## Task instructions
Every record must be written out once more, with nothing added or omitted.
──────────────────────────────
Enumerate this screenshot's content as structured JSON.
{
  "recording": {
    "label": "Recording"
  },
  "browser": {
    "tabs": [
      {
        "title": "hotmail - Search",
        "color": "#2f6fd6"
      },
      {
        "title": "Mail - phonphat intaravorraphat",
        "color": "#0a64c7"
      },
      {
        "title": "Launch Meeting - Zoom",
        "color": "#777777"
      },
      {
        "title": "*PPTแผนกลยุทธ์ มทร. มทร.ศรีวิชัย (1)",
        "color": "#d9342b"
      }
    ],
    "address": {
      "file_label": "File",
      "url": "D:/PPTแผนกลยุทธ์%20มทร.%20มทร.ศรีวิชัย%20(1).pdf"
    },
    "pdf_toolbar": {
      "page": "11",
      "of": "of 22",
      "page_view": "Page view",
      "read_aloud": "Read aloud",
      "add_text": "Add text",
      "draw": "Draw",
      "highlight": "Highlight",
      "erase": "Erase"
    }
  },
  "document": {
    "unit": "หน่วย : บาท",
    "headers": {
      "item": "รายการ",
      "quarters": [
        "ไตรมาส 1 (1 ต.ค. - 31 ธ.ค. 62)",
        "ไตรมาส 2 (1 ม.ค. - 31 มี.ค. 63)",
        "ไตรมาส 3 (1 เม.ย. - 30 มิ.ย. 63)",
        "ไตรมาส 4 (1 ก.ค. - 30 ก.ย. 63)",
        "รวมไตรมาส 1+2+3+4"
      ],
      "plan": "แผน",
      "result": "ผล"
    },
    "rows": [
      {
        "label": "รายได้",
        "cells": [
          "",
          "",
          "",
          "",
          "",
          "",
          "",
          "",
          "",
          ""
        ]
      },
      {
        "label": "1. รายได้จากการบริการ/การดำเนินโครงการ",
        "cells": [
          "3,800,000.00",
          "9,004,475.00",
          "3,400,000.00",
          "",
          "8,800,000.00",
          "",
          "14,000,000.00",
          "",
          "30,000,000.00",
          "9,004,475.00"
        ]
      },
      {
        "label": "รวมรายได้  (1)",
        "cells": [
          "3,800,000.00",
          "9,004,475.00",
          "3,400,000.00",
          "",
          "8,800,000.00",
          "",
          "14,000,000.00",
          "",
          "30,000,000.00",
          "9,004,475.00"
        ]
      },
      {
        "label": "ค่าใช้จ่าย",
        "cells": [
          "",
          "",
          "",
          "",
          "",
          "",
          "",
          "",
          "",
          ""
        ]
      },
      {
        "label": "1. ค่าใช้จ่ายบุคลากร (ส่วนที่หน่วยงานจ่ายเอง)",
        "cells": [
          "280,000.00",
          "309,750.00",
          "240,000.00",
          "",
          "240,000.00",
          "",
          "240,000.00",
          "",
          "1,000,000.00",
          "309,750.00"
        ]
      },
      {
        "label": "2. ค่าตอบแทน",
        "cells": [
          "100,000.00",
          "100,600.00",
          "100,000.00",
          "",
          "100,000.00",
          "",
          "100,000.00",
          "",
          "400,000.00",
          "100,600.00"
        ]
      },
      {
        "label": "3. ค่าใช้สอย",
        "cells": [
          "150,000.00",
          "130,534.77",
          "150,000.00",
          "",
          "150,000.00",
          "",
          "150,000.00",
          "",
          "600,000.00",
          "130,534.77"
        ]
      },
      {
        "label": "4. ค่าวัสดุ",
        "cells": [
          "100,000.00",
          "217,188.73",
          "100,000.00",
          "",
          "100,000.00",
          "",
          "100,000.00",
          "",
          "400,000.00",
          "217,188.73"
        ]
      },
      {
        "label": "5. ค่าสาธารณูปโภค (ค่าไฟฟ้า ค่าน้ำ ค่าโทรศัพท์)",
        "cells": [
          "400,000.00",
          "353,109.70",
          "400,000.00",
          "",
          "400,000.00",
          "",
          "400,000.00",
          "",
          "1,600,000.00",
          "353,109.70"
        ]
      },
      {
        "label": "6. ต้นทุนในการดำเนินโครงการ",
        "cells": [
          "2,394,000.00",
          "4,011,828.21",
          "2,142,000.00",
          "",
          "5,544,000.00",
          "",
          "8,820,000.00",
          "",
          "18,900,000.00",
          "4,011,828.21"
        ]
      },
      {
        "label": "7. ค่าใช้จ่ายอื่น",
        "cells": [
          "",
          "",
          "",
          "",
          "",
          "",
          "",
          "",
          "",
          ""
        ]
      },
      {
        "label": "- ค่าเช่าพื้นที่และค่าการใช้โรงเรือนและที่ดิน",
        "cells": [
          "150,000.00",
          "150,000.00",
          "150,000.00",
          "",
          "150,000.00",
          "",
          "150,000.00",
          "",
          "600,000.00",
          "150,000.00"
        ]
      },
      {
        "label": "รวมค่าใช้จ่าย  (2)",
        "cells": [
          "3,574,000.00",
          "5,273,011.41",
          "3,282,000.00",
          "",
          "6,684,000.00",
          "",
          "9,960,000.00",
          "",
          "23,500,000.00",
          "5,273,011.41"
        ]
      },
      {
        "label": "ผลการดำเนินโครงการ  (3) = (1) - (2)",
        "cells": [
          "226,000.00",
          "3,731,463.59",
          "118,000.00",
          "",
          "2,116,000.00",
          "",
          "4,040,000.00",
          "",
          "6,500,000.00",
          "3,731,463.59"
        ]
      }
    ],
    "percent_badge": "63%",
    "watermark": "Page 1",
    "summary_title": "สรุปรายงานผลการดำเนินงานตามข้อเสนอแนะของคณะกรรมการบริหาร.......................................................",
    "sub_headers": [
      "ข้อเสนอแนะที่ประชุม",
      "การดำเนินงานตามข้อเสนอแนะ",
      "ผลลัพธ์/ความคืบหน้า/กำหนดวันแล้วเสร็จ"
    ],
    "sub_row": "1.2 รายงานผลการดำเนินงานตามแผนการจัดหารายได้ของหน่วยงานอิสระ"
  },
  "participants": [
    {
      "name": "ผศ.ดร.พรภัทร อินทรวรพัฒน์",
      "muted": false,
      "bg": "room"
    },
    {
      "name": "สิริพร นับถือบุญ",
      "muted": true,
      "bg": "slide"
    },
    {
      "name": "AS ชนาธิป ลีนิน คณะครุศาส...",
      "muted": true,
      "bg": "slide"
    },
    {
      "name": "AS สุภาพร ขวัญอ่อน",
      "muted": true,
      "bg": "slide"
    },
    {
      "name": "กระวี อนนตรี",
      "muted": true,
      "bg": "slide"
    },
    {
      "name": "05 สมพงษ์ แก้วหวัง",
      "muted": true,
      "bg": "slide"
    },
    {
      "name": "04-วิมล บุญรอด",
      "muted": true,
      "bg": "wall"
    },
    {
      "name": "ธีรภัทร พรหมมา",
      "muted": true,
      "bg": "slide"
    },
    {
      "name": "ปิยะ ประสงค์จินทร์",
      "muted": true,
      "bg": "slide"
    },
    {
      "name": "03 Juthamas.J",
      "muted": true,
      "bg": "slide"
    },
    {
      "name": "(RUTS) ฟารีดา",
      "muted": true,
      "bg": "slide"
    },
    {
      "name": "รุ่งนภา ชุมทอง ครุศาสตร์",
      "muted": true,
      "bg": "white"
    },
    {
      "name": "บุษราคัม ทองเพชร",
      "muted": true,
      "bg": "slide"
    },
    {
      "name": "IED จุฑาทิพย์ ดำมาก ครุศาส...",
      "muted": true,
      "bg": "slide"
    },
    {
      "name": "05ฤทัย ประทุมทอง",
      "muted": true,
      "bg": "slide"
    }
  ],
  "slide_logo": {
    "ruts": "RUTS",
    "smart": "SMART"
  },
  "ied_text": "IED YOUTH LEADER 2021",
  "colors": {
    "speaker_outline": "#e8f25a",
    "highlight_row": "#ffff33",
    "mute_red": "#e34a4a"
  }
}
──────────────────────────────
## Exercise result
Enumerate this screenshot's content as structured JSON.
{
  "recording": {
    "label": "Recording"
  },
  "browser": {
    "tabs": [
      {
        "title": "hotmail - Search",
        "color": "#2f6fd6"
      },
      {
        "title": "Mail - phonphat intaravorraphat",
        "color": "#0a64c7"
      },
      {
        "title": "Launch Meeting - Zoom",
        "color": "#777777"
      },
      {
        "title": "*PPTแผนกลยุทธ์ มทร. มทร.ศรีวิชัย (1)",
        "color": "#d9342b"
      }
    ],
    "address": {
      "file_label": "File",
      "url": "D:/PPTแผนกลยุทธ์%20มทร.%20มทร.ศรีวิชัย%20(1).pdf"
    },
    "pdf_toolbar": {
      "page": "11",
      "of": "of 22",
      "page_view": "Page view",
      "read_aloud": "Read aloud",
      "add_text": "Add text",
      "draw": "Draw",
      "highlight": "Highlight",
      "erase": "Erase"
    }
  },
  "document": {
    "unit": "หน่วย : บาท",
    "headers": {
      "item": "รายการ",
      "quarters": [
        "ไตรมาส 1 (1 ต.ค. - 31 ธ.ค. 62)",
        "ไตรมาส 2 (1 ม.ค. - 31 มี.ค. 63)",
        "ไตรมาส 3 (1 เม.ย. - 30 มิ.ย. 63)",
        "ไตรมาส 4 (1 ก.ค. - 30 ก.ย. 63)",
        "รวมไตรมาส 1+2+3+4"
      ],
      "plan": "แผน",
      "result": "ผล"
    },
    "rows": [
      {
        "label": "รายได้",
        "cells": [
          "",
          "",
          "",
          "",
          "",
          "",
          "",
          "",
          "",
          ""
        ]
      },
      {
        "label": "1. รายได้จากการบริการ/การดำเนินโครงการ",
        "cells": [
          "3,800,000.00",
          "9,004,475.00",
          "3,400,000.00",
          "",
          "8,800,000.00",
          "",
          "14,000,000.00",
          "",
          "30,000,000.00",
          "9,004,475.00"
        ]
      },
      {
        "label": "รวมรายได้  (1)",
        "cells": [
          "3,800,000.00",
          "9,004,475.00",
          "3,400,000.00",
          "",
          "8,800,000.00",
          "",
          "14,000,000.00",
          "",
          "30,000,000.00",
          "9,004,475.00"
        ]
      },
      {
        "label": "ค่าใช้จ่าย",
        "cells": [
          "",
          "",
          "",
          "",
          "",
          "",
          "",
          "",
          "",
          ""
        ]
      },
      {
        "label": "1. ค่าใช้จ่ายบุคลากร (ส่วนที่หน่วยงานจ่ายเอง)",
        "cells": [
          "280,000.00",
          "309,750.00",
          "240,000.00",
          "",
          "240,000.00",
          "",
          "240,000.00",
          "",
          "1,000,000.00",
          "309,750.00"
        ]
      },
      {
        "label": "2. ค่าตอบแทน",
        "cells": [
          "100,000.00",
          "100,600.00",
          "100,000.00",
          "",
          "100,000.00",
          "",
          "100,000.00",
          "",
          "400,000.00",
          "100,600.00"
        ]
      },
      {
        "label": "3. ค่าใช้สอย",
        "cells": [
          "150,000.00",
          "130,534.77",
          "150,000.00",
          "",
          "150,000.00",
          "",
          "150,000.00",
          "",
          "600,000.00",
          "130,534.77"
        ]
      },
      {
        "label": "4. ค่าวัสดุ",
        "cells": [
          "100,000.00",
          "217,188.73",
          "100,000.00",
          "",
          "100,000.00",
          "",
          "100,000.00",
          "",
          "400,000.00",
          "217,188.73"
        ]
      },
      {
        "label": "5. ค่าสาธารณูปโภค (ค่าไฟฟ้า ค่าน้ำ ค่าโทรศัพท์)",
        "cells": [
          "400,000.00",
          "353,109.70",
          "400,000.00",
          "",
          "400,000.00",
          "",
          "400,000.00",
          "",
          "1,600,000.00",
          "353,109.70"
        ]
      },
      {
        "label": "6. ต้นทุนในการดำเนินโครงการ",
        "cells": [
          "2,394,000.00",
          "4,011,828.21",
          "2,142,000.00",
          "",
          "5,544,000.00",
          "",
          "8,820,000.00",
          "",
          "18,900,000.00",
          "4,011,828.21"
        ]
      },
      {
        "label": "7. ค่าใช้จ่ายอื่น",
        "cells": [
          "",
          "",
          "",
          "",
          "",
          "",
          "",
          "",
          "",
          ""
        ]
      },
      {
        "label": "- ค่าเช่าพื้นที่และค่าการใช้โรงเรือนและที่ดิน",
        "cells": [
          "150,000.00",
          "150,000.00",
          "150,000.00",
          "",
          "150,000.00",
          "",
          "150,000.00",
          "",
          "600,000.00",
          "150,000.00"
        ]
      },
      {
        "label": "รวมค่าใช้จ่าย  (2)",
        "cells": [
          "3,574,000.00",
          "5,273,011.41",
          "3,282,000.00",
          "",
          "6,684,000.00",
          "",
          "9,960,000.00",
          "",
          "23,500,000.00",
          "5,273,011.41"
        ]
      },
      {
        "label": "ผลการดำเนินโครงการ  (3) = (1) - (2)",
        "cells": [
          "226,000.00",
          "3,731,463.59",
          "118,000.00",
          "",
          "2,116,000.00",
          "",
          "4,040,000.00",
          "",
          "6,500,000.00",
          "3,731,463.59"
        ]
      }
    ],
    "percent_badge": "63%",
    "watermark": "Page 1",
    "summary_title": "สรุปรายงานผลการดำเนินงานตามข้อเสนอแนะของคณะกรรมการบริหาร.......................................................",
    "sub_headers": [
      "ข้อเสนอแนะที่ประชุม",
      "การดำเนินงานตามข้อเสนอแนะ",
      "ผลลัพธ์/ความคืบหน้า/กำหนดวันแล้วเสร็จ"
    ],
    "sub_row": "1.2 รายงานผลการดำเนินงานตามแผนการจัดหารายได้ของหน่วยงานอิสระ"
  },
  "participants": [
    {
      "name": "ผศ.ดร.พรภัทร อินทรวรพัฒน์",
      "muted": false,
      "bg": "room"
    },
    {
      "name": "สิริพร นับถือบุญ",
      "muted": true,
      "bg": "slide"
    },
    {
      "name": "AS ชนาธิป ลีนิน คณะครุศาส...",
      "muted": true,
      "bg": "slide"
    },
    {
      "name": "AS สุภาพร ขวัญอ่อน",
      "muted": true,
      "bg": "slide"
    },
    {
      "name": "กระวี อนนตรี",
      "muted": true,
      "bg": "slide"
    },
    {
      "name": "05 สมพงษ์ แก้วหวัง",
      "muted": true,
      "bg": "slide"
    },
    {
      "name": "04-วิมล บุญรอด",
      "muted": true,
      "bg": "wall"
    },
    {
      "name": "ธีรภัทร พรหมมา",
      "muted": true,
      "bg": "slide"
    },
    {
      "name": "ปิยะ ประสงค์จินทร์",
      "muted": true,
      "bg": "slide"
    },
    {
      "name": "03 Juthamas.J",
      "muted": true,
      "bg": "slide"
    },
    {
      "name": "(RUTS) ฟารีดา",
      "muted": true,
      "bg": "slide"
    },
    {
      "name": "รุ่งนภา ชุมทอง ครุศาสตร์",
      "muted": true,
      "bg": "white"
    },
    {
      "name": "บุษราคัม ทองเพชร",
      "muted": true,
      "bg": "slide"
    },
    {
      "name": "IED จุฑาทิพย์ ดำมาก ครุศาส...",
      "muted": true,
      "bg": "slide"
    },
    {
      "name": "05ฤทัย ประทุมทอง",
      "muted": true,
      "bg": "slide"
    }
  ],
  "slide_logo": {
    "ruts": "RUTS",
    "smart": "SMART"
  },
  "ied_text": "IED YOUTH LEADER 2021",
  "colors": {
    "speaker_outline": "#e8f25a",
    "highlight_row": "#ffff33",
    "mute_red": "#e34a4a"
  }
}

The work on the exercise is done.